- **Task goal**:
All of the data below should come back exactly as written, minus its images.

- **Input data**:
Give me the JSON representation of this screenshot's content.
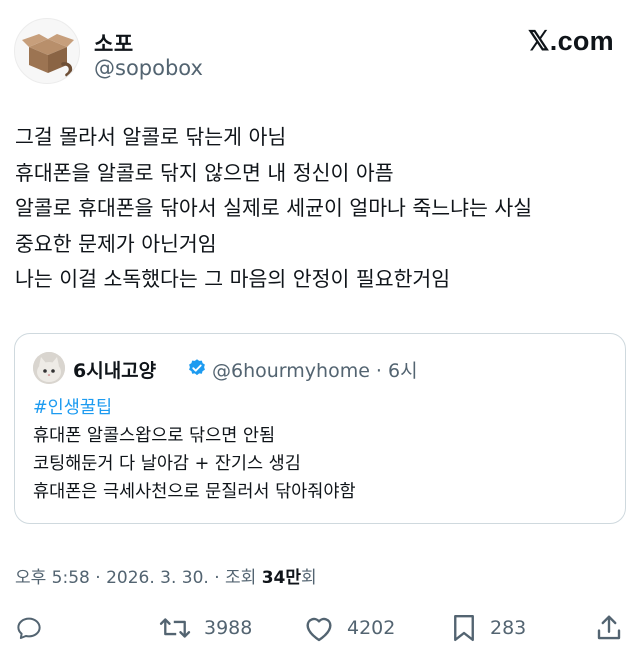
{
  "author": {
    "display_name": "소포",
    "handle": "@sopobox",
    "avatar_icon": "cardboard-box-cat-icon"
  },
  "site_logo": "𝕏.com",
  "tweet": {
    "lines": [
      "그걸 몰라서 알콜로 닦는게 아님",
      "휴대폰을 알콜로 닦지 않으면 내 정신이 아픔",
      "알콜로 휴대폰을 닦아서 실제로 세균이 얼마나 죽느냐는 사실",
      "중요한 문제가 아닌거임",
      "나는 이걸 소독했다는 그 마음의 안정이 필요한거임"
    ]
  },
  "quote": {
    "display_name": "6시내고양",
    "verified_icon": "verified-badge-icon",
    "handle_time": "@6hourmyhome · 6시",
    "hashtag": "#인생꿀팁",
    "lines": [
      "휴대폰 알콜스왑으로 닦으면 안됨",
      "코팅해둔거 다 날아감 + 잔기스 생김",
      "휴대폰은 극세사천으로 문질러서 닦아줘야함"
    ]
  },
  "meta": {
    "time_date": "오후 5:58 · 2026. 3. 30. · 조회 ",
    "views": "34만",
    "views_suffix": "회"
  },
  "actions": {
    "reply_count": "",
    "retweet_count": "3988",
    "like_count": "4202",
    "bookmark_count": "283"
  },
  "colors": {
    "text": "#0f1419",
    "secondary": "#536471",
    "link": "#1d9bf0",
    "border": "#cfd9de"
  }
}
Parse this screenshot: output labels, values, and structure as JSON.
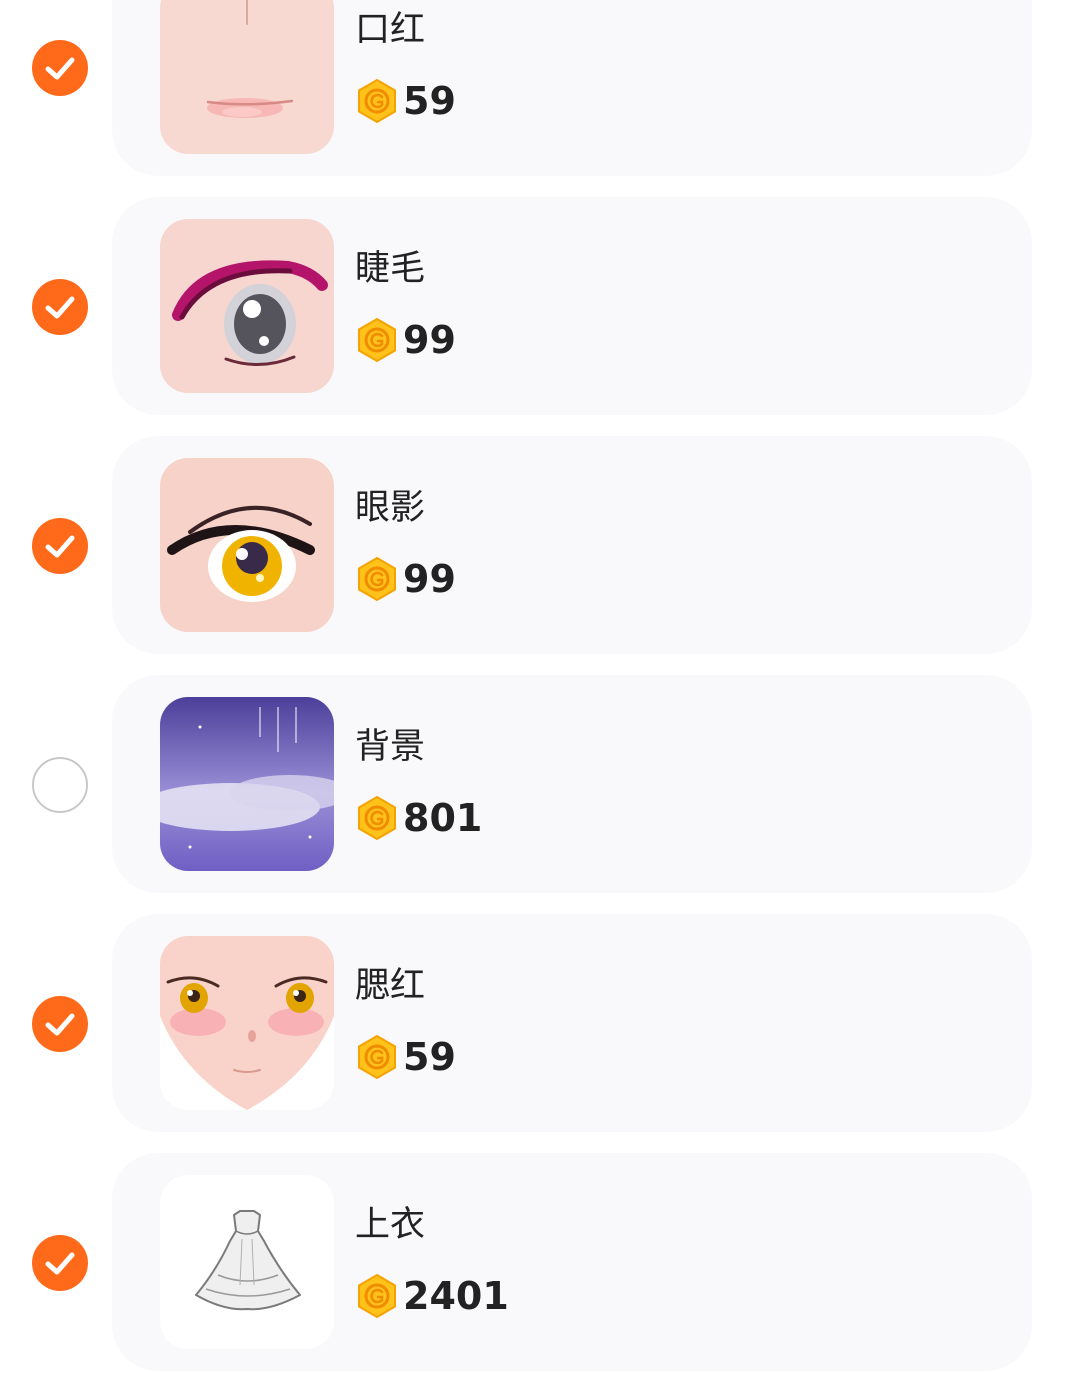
{
  "items": [
    {
      "name": "口红",
      "price": "59",
      "selected": true,
      "thumb": "lipstick"
    },
    {
      "name": "睫毛",
      "price": "99",
      "selected": true,
      "thumb": "eyelash"
    },
    {
      "name": "眼影",
      "price": "99",
      "selected": true,
      "thumb": "eyeshadow"
    },
    {
      "name": "背景",
      "price": "801",
      "selected": false,
      "thumb": "background"
    },
    {
      "name": "腮红",
      "price": "59",
      "selected": true,
      "thumb": "blush"
    },
    {
      "name": "上衣",
      "price": "2401",
      "selected": true,
      "thumb": "top"
    }
  ],
  "icons": {
    "check": "checkmark-icon",
    "coin": "gold-coin-icon"
  },
  "colors": {
    "accent": "#ff6a1a",
    "card_background": "#f9f8fb",
    "coin": "#ffc21a",
    "text": "#222222"
  }
}
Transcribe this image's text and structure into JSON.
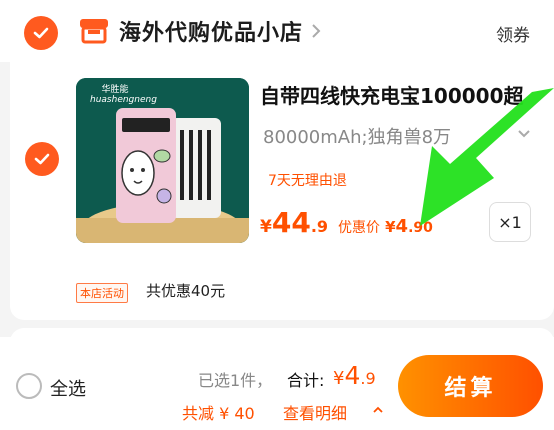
{
  "store": {
    "name": "海外代购优品小店",
    "coupon_label": "领券",
    "icon": "store-icon"
  },
  "item": {
    "thumbnail_brand_cn": "华胜能",
    "thumbnail_brand_en": "huashengneng",
    "title": "自带四线快充电宝100000超",
    "spec": "80000mAh;独角兽8万",
    "return_policy": "7天无理由退",
    "price": {
      "currency": "¥",
      "integer": "44",
      "decimal": ".9"
    },
    "discount": {
      "label": "优惠价",
      "currency": "¥",
      "integer": "4",
      "decimal": ".90"
    },
    "quantity": "×1"
  },
  "promo": {
    "tag": "本店活动",
    "text": "共优惠40元"
  },
  "bottom_bar": {
    "select_all_label": "全选",
    "selected_count": "已选1件，",
    "total_label": "合计:",
    "total": {
      "currency": "¥",
      "integer": "4",
      "decimal": ".9"
    },
    "saving_text": "共减 ¥ 40",
    "detail_link": "查看明细",
    "checkout_label": "结算"
  },
  "colors": {
    "accent": "#ff5000",
    "checkbox": "#ff5a1f",
    "annotation_arrow": "#22e01b"
  }
}
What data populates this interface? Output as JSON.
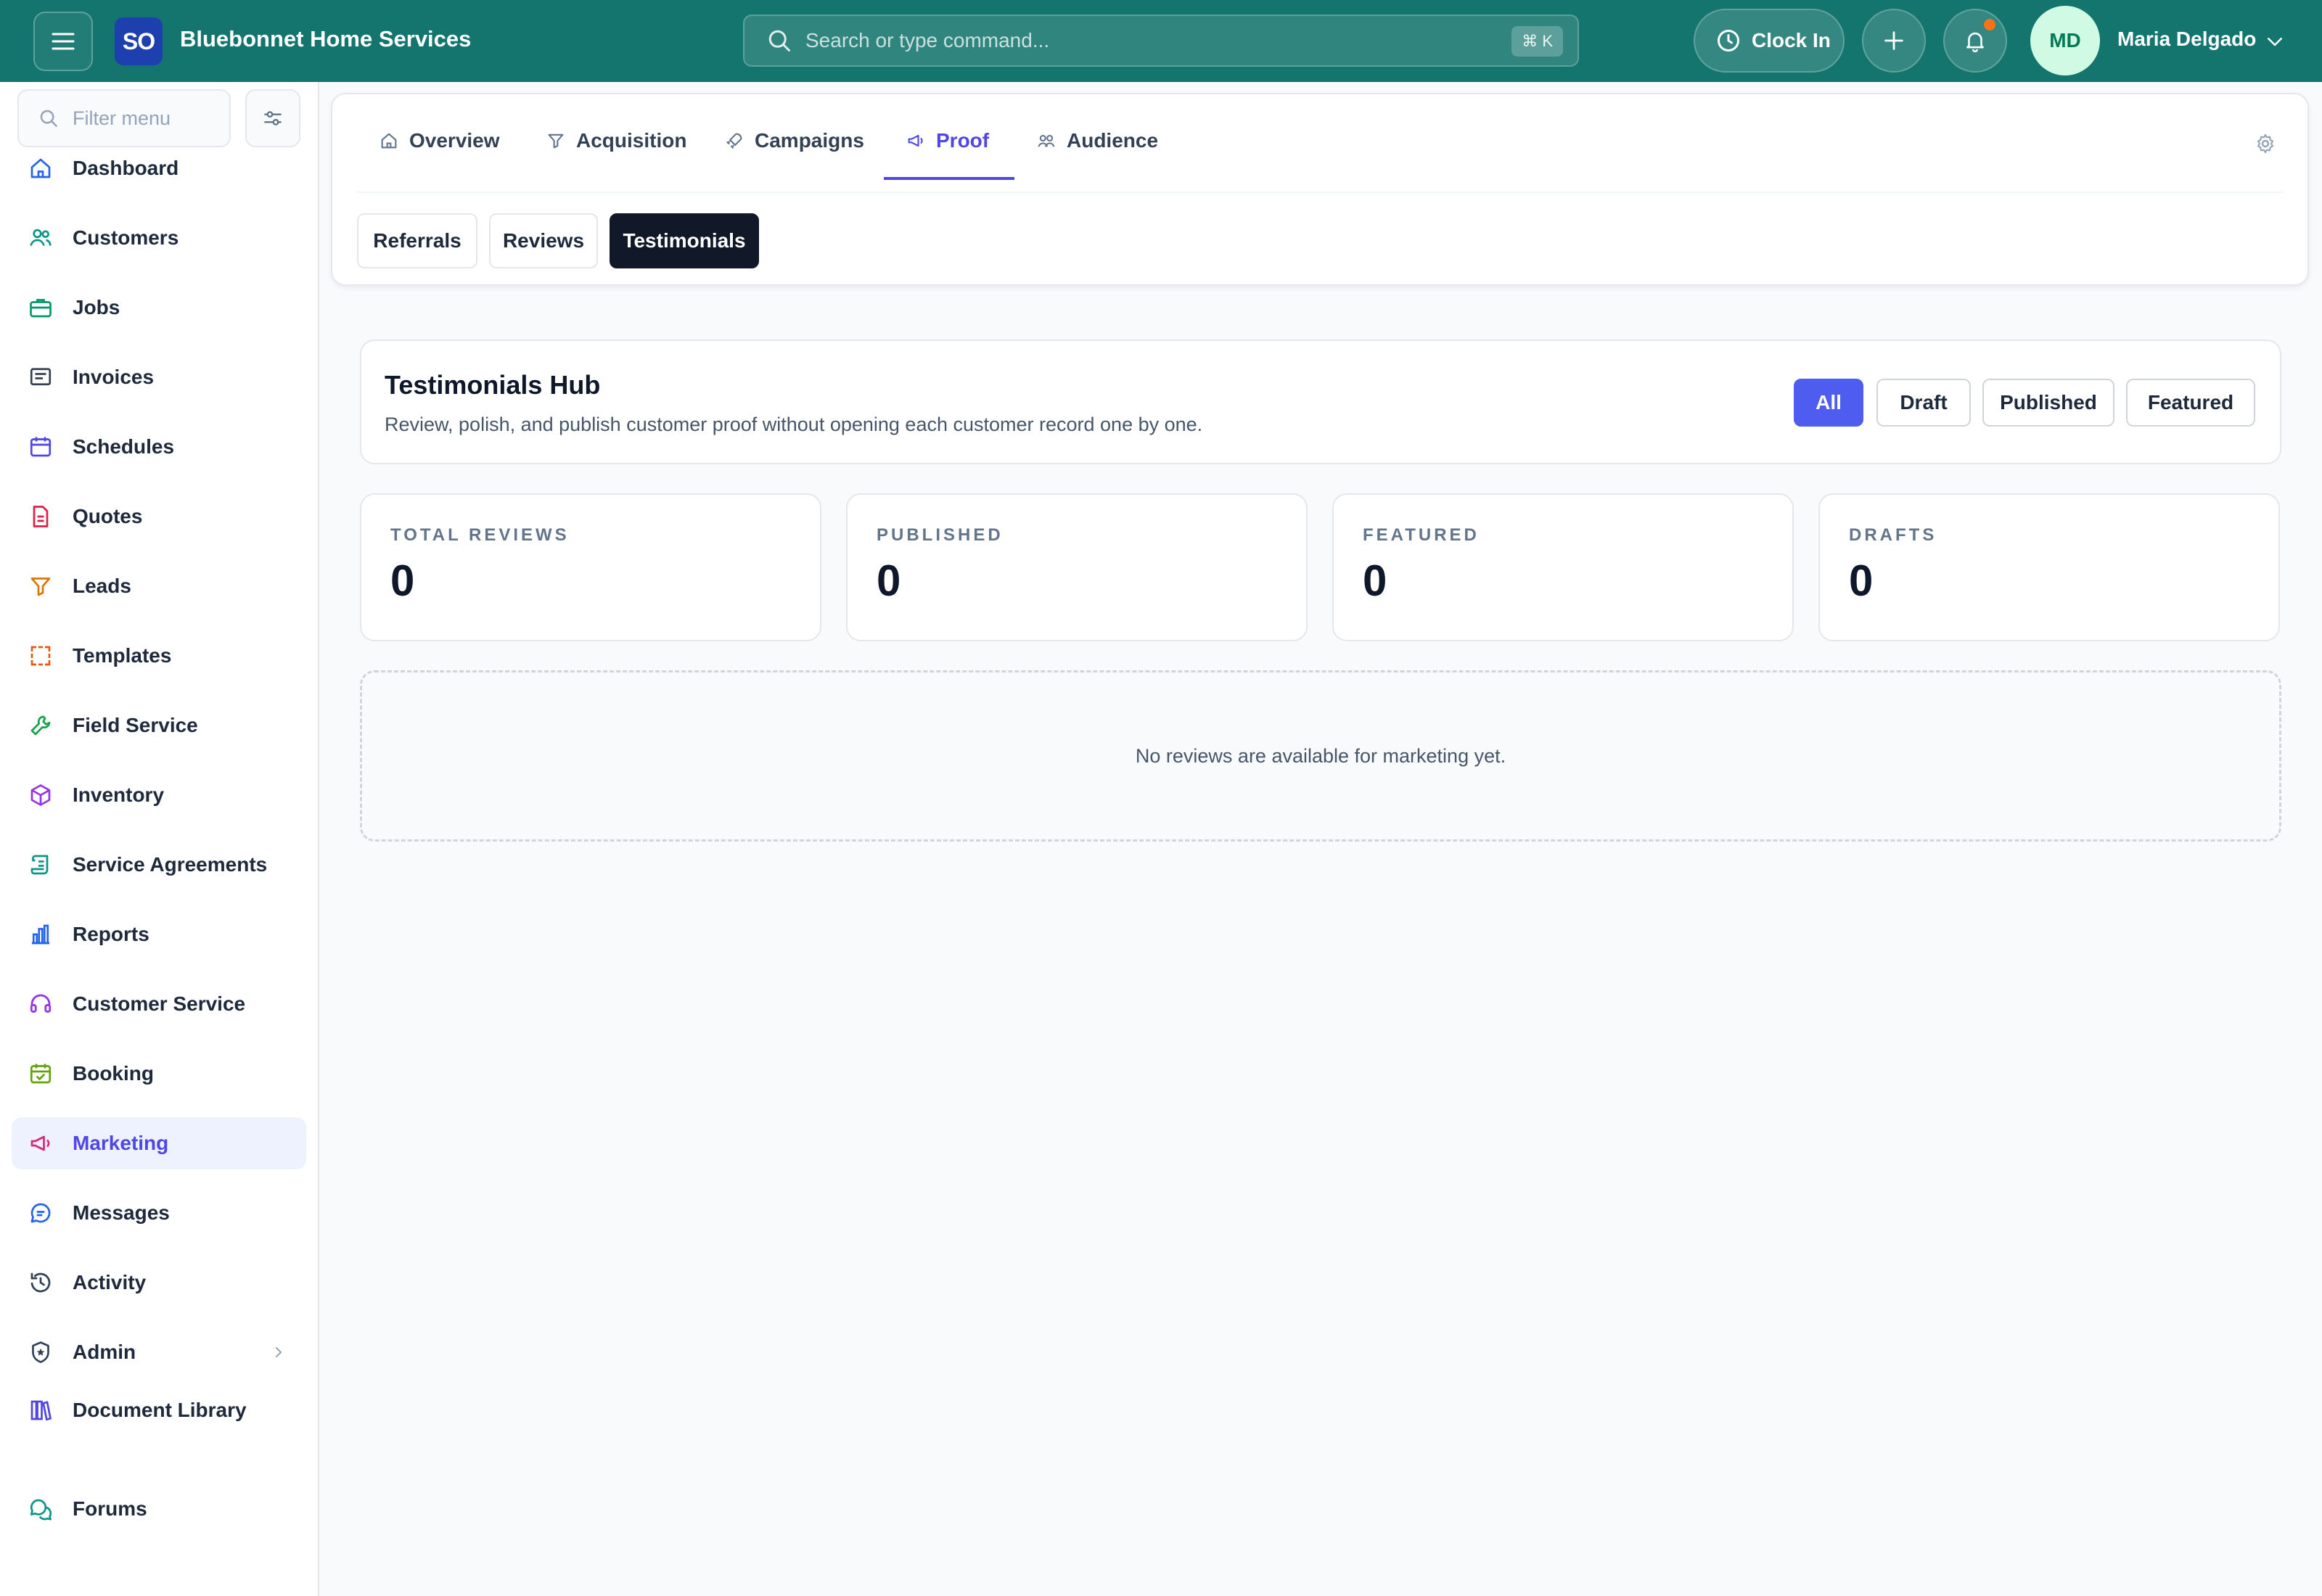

- **Response to the exercise**:
Give me the JSON representation of this screenshot's content.
{
  "author": {
    "display_name": "소포",
    "handle": "@sopobox",
    "avatar_icon": "cardboard-box-cat-icon"
  },
  "site_logo": "𝕏.com",
  "tweet": {
    "lines": [
      "그걸 몰라서 알콜로 닦는게 아님",
      "휴대폰을 알콜로 닦지 않으면 내 정신이 아픔",
      "알콜로 휴대폰을 닦아서 실제로 세균이 얼마나 죽느냐는 사실",
      "중요한 문제가 아닌거임",
      "나는 이걸 소독했다는 그 마음의 안정이 필요한거임"
    ]
  },
  "quote": {
    "display_name": "6시내고양",
    "verified_icon": "verified-badge-icon",
    "handle_time": "@6hourmyhome · 6시",
    "hashtag": "#인생꿀팁",
    "lines": [
      "휴대폰 알콜스왑으로 닦으면 안됨",
      "코팅해둔거 다 날아감 + 잔기스 생김",
      "휴대폰은 극세사천으로 문질러서 닦아줘야함"
    ]
  },
  "meta": {
    "time_date": "오후 5:58 · 2026. 3. 30. · 조회 ",
    "views": "34만",
    "views_suffix": "회"
  },
  "actions": {
    "reply_count": "",
    "retweet_count": "3988",
    "like_count": "4202",
    "bookmark_count": "283"
  },
  "colors": {
    "text": "#0f1419",
    "secondary": "#536471",
    "link": "#1d9bf0",
    "border": "#cfd9de"
  }
}
Parse this screenshot: output labels, values, and structure as JSON.
{
  "items": [
    {
      "name": "口红",
      "price": "59",
      "selected": true,
      "thumb": "lipstick"
    },
    {
      "name": "睫毛",
      "price": "99",
      "selected": true,
      "thumb": "eyelash"
    },
    {
      "name": "眼影",
      "price": "99",
      "selected": true,
      "thumb": "eyeshadow"
    },
    {
      "name": "背景",
      "price": "801",
      "selected": false,
      "thumb": "background"
    },
    {
      "name": "腮红",
      "price": "59",
      "selected": true,
      "thumb": "blush"
    },
    {
      "name": "上衣",
      "price": "2401",
      "selected": true,
      "thumb": "top"
    }
  ],
  "icons": {
    "check": "checkmark-icon",
    "coin": "gold-coin-icon"
  },
  "colors": {
    "accent": "#ff6a1a",
    "card_background": "#f9f8fb",
    "coin": "#ffc21a",
    "text": "#222222"
  }
}
Transcribe this image's text and structure into JSON.
{
  "store": {
    "name": "海外代购优品小店",
    "coupon_label": "领券",
    "icon": "store-icon"
  },
  "item": {
    "thumbnail_brand_cn": "华胜能",
    "thumbnail_brand_en": "huashengneng",
    "title": "自带四线快充电宝100000超",
    "spec": "80000mAh;独角兽8万",
    "return_policy": "7天无理由退",
    "price": {
      "currency": "¥",
      "integer": "44",
      "decimal": ".9"
    },
    "discount": {
      "label": "优惠价",
      "currency": "¥",
      "integer": "4",
      "decimal": ".90"
    },
    "quantity": "×1"
  },
  "promo": {
    "tag": "本店活动",
    "text": "共优惠40元"
  },
  "bottom_bar": {
    "select_all_label": "全选",
    "selected_count": "已选1件，",
    "total_label": "合计:",
    "total": {
      "currency": "¥",
      "integer": "4",
      "decimal": ".9"
    },
    "saving_text": "共减 ¥ 40",
    "detail_link": "查看明细",
    "checkout_label": "结算"
  },
  "colors": {
    "accent": "#ff5000",
    "checkbox": "#ff5a1f",
    "annotation_arrow": "#22e01b"
  }
}
What data populates this interface? Output as JSON.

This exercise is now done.